I also see a possibility of a few ulterior motives of reverting it back. Some teachers and government staff may find themselves embarrassed by people who can speak English on the same level as the foreigners do, such that it can be the metaphor of a master upset by his disciple / servant. Along the way, it's also possible to see that for the sake of the Malay vote. But we failed to understand at what cost incurred at us for those votes?  Politically, it is also said that this is a backstabbing of Muhyiddin at Najib, though I find that motive not really in related to the subject above.

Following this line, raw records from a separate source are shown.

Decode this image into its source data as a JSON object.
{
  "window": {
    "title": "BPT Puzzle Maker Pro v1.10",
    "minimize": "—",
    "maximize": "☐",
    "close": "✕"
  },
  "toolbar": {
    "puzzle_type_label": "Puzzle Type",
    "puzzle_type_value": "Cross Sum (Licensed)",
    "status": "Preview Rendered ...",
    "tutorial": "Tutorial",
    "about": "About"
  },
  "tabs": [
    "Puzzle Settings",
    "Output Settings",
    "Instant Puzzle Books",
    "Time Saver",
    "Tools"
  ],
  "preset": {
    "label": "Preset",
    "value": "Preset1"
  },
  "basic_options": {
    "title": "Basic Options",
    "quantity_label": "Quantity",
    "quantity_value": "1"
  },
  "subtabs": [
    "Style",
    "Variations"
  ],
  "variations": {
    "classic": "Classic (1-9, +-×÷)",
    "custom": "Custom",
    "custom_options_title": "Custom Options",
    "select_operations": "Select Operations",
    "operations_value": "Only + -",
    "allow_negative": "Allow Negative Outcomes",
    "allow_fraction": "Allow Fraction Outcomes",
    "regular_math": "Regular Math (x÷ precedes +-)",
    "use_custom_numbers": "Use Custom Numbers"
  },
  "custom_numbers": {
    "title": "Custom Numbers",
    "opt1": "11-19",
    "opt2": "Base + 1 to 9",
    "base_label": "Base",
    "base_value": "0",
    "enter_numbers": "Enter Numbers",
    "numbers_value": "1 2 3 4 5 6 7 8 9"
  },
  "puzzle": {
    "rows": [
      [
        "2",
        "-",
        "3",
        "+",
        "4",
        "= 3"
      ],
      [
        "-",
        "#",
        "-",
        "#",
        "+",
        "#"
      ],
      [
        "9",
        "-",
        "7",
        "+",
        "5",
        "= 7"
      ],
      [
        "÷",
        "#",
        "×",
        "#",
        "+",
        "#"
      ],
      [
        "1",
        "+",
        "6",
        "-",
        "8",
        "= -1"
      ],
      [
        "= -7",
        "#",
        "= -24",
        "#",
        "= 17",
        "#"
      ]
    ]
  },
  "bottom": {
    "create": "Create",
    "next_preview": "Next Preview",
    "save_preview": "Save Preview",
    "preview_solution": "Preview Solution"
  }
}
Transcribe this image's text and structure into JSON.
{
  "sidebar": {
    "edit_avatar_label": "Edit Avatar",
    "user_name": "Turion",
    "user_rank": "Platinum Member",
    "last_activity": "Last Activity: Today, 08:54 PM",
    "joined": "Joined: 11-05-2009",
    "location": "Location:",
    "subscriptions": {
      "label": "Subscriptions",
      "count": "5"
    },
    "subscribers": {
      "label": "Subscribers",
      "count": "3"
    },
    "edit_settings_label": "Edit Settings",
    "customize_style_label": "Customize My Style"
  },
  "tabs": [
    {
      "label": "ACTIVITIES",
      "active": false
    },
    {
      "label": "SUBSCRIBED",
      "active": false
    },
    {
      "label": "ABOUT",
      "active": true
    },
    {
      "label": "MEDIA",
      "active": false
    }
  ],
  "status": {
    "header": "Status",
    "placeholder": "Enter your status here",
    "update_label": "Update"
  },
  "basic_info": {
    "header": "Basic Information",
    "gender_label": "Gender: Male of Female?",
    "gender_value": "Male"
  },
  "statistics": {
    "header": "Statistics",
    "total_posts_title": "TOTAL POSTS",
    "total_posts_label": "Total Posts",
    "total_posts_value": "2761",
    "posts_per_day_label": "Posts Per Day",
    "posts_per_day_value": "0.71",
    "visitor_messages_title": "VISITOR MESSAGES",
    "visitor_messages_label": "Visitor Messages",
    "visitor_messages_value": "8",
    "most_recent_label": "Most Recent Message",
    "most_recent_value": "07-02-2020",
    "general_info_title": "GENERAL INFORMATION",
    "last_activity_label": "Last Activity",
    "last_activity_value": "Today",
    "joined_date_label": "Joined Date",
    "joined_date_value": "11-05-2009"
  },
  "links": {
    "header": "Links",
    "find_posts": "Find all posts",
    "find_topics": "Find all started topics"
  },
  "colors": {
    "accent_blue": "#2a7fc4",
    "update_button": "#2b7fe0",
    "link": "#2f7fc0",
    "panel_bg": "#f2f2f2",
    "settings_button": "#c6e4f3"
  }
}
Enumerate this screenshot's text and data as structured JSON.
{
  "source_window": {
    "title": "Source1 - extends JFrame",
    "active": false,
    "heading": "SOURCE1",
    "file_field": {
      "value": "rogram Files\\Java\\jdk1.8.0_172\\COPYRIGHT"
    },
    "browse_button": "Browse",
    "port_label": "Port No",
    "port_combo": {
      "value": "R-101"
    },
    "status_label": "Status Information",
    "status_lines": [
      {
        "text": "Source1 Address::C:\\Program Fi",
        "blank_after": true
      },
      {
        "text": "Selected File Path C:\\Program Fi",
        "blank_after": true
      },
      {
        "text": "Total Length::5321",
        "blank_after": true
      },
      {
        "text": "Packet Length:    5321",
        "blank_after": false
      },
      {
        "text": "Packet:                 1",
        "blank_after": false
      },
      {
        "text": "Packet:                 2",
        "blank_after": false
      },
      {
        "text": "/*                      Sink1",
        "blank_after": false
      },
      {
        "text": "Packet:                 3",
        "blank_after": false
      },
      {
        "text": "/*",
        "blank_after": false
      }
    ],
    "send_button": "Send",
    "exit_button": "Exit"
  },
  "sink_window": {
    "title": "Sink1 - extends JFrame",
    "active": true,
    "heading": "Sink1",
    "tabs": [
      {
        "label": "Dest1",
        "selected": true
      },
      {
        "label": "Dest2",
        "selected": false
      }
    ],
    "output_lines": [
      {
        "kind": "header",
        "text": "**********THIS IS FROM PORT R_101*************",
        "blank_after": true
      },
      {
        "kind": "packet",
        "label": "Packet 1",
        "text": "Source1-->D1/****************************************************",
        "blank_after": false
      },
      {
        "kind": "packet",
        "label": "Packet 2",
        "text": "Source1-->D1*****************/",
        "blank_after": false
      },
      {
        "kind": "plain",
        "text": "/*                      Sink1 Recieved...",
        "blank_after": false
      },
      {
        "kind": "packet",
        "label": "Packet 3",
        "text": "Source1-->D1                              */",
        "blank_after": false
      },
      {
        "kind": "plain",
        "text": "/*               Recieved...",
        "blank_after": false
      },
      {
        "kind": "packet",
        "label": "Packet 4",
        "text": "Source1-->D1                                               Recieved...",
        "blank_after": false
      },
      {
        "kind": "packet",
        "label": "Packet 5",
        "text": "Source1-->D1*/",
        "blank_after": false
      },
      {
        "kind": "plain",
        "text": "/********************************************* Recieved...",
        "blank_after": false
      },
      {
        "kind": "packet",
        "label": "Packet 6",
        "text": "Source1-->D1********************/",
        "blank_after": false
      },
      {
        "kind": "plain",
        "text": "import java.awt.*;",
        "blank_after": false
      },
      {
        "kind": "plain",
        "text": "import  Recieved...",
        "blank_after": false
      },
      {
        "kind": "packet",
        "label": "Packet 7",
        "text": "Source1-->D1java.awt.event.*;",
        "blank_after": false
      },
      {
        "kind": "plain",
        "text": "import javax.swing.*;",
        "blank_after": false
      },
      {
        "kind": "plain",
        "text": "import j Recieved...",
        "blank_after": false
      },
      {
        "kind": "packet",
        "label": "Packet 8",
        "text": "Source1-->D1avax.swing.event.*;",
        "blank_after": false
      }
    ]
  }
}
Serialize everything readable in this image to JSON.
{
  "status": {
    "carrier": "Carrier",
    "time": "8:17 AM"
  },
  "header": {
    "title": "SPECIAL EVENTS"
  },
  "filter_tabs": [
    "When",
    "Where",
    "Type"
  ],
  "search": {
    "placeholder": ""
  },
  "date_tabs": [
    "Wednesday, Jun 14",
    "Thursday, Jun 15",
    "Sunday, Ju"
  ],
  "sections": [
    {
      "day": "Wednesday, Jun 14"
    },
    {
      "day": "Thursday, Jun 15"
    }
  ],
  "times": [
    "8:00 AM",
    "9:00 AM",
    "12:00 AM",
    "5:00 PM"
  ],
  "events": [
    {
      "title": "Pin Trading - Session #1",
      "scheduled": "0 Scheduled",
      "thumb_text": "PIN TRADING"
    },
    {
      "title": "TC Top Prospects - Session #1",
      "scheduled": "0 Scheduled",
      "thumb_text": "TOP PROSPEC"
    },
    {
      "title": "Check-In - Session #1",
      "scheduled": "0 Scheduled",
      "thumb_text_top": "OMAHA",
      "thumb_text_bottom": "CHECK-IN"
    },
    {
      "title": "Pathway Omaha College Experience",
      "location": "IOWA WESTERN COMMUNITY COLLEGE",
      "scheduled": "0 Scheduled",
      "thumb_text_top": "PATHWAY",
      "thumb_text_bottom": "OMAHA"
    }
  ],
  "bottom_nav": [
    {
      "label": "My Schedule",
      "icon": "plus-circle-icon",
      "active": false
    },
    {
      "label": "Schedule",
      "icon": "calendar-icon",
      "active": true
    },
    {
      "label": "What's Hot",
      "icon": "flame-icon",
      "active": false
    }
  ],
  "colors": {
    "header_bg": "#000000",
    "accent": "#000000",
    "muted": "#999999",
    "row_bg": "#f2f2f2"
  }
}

In 1942, Stalin's slogan for Russia was "Not One Step Backwards". Moving one step backwards results in immediately shooting on sight. Students have become victims of the clash between concerned parents and ministry. This means in here, the Education Ministry is moving one step backwards as to make people stupid, unable to think creatively and express freely of what they have in mind. Isn't the controversial UUCA act making people stupid too as well?

I am keen to find out whether if Pakatan Rakyat has people who are well verse with education restructuring to correct the mistakes and holes that BN have created all the time along. Do they have one?

No comments:

Post a Comment

You are welcome to post in any comments that do not trouble readers of the blog.

Providing an ID is recommended. If some reason you wish to use an Anonymous name, please leave a name below your comments. From now on, comments with no names will not be considered for moderation.


Related Posts Plugin for WordPress, Blogger...